- Wear safety glasses with side protection at the minimum!
- Most workers should wear goggles.
- Hybrid eye safety products with the comfort of glasses, the enclosure of goggles, and better breathability should be considered.
- Add a face shield over glasses or goggles for greater protection.
- The best general protection is a full-face respirator.
- Welders should use a welding helmet or goggles with the appropriate lens shade.
- Welder's helpers, other workers, and bystanders must have welding light protection when near torch cutting or welding.
|Eye Hazards for Emergency Response and Disaster Recovery|
- Common hazards
- Dust, concrete, and metal particles
- Falling or shifting debris, building materials, glass
- Smoke, noxious/poisonous gases
- Chemicals (acids, bases, fuels, solvents, lime, wet or dry cement powder)
- Welding light and electrical arc
- Thermal hazards and fires
- Bloodborne pathogens (hepatitis or HIV) from blood, body fluids, human remains
- Common injuries
- Corneal abrasions and conjunctivitis (red eyes)
- Concrete or metal particles or slivers embedded in the eye
- Chemical splash or burn
- Welder's flashburn
- Eyeball laceration
- Facial contusion and black eye
- Bloodborne pathogen exposure from blood or other body fluids or human remains
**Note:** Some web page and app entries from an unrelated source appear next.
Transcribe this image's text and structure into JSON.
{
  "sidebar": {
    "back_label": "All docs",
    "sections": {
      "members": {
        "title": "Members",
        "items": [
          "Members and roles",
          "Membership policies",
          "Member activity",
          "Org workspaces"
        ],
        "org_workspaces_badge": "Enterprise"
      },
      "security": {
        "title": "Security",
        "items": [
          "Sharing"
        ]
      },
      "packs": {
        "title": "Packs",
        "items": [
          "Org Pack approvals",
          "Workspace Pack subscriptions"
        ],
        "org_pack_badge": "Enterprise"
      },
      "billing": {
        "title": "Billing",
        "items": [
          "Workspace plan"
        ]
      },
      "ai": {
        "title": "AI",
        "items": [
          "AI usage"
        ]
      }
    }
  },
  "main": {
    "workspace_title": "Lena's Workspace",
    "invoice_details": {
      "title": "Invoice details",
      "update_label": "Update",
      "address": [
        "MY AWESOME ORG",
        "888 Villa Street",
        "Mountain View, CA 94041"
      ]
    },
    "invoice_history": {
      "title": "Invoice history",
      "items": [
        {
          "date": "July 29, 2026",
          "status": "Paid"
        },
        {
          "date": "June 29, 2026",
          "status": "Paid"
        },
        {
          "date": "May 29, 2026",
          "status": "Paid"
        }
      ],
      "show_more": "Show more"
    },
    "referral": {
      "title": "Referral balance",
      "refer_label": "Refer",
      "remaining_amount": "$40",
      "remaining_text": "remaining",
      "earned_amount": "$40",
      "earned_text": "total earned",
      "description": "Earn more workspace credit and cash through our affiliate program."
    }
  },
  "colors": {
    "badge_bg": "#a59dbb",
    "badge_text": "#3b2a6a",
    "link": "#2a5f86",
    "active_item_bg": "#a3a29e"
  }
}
|4 Points to Eye Safety|
- Common hazards
- Have a safe work environment
- Minimize hazards from falling or unstable debris.
- Make sure that tools work and safety features (machine guards) are in place.
- Ensure that workers, particularly volunteers, know how to use tools properly.
- Keep bystanders out of the hazard area.
- Evaluate your safety hazards
- Know your primary hazards.
- Recognize hazards from nearby workers, large machinery, and falling/shifting debris.
- Wear the proper eye and face protection
- Select the Z87 eye protection for the hazard.
- Make sure the eye protection is in good condition.
- Make sure it fits properly and will stay in place.
- Eye/face protection devices should not be relied upon to provide complete protection.
- Prepare for eye injuries and first aid needs
|Types of Eye Protection|
Use certified eye protection. Look for the "Z87" mark on the lens or frames.
|Eye Safety for Prescription Lens Wearers|
Use polycarbonate or Trivex® lenses for the best
impact protection in prescription safety glasses.
- Prescription Safety Glasses
- Workers who wear prescription glasses should wear tightfitting goggles over normal streetwear glasses or contact lenses.
- Goggles should also be worn over prescription safety glasses in high dust environments. If worn alone, prescription safety glasses must have side shields.
- Prescription safety lenses with tempered glass or acrylic plastic lenses are not suitable for high impact. These types of safety glasses should not be used when working in debris areas unless covered by goggles or face shield.
- Polycarbonate or Trivex® lenses should be used when working in high impact areas. New safety glasses with polycarbonate lenses should be hard-coated to reduce scratching
- Contact lenses may present a significant corneal abrasion risk when working in dusty areas unless tightfitting goggles or a full-face respirator are worn.
- Full-face respirators will not seal properly over streetwear glasses or safety glasses. Prescription inserts compatible with a respirator should be used. Respirators should be professionally fitted.
Use ANSI Z87.1 Certified
Safety Eye Protection
Look for the Z87 mark
on the frame or lens
Brush, shake, or vacuum dust and debris from hardhats, hair, forehead, or the top of the eye protection before removing protection. Beware of rubbing eyes with dirty hands or clothing. Clean eyewear regularly.
|First Aid for Eye Injuries|
- Specks in the Eye
- Do not rub the eye.
- Use an eye wash, flush eye copiously.
- See a doctor if speck does not wash out, pain or redness continues.
- Cuts, Punctures, Objects Stuck in the Eye
- Do not wash out the eye.
- Do not try to remove an object stuck in the eye.
- Stabilize eye with a rigid shield without pressure such as with the bottom half of a paper cup.
- See a doctor at once.
- Chemical Burns
- Immediately flush eye with water or any drinkable liquid. Open the eye as wide as possible. Continue flushing for at least 15 minutes. For caustic or basic solutions continue flushing while in route to doctor.
- If a contact lens is in the eye, begin flushing over the lens immediately. Flushing may dislodge the lens.
- See a doctor at once.
- Blows to the Eye
- Apply cold compress without pressure.
- Crushed ice in a plastic bag can be taped to the forehead to rest gently on the injured eye.
- See a doctor at once in cases of continued pain, reduced vision, blood in eye or discoloration which can mean internal eye damage.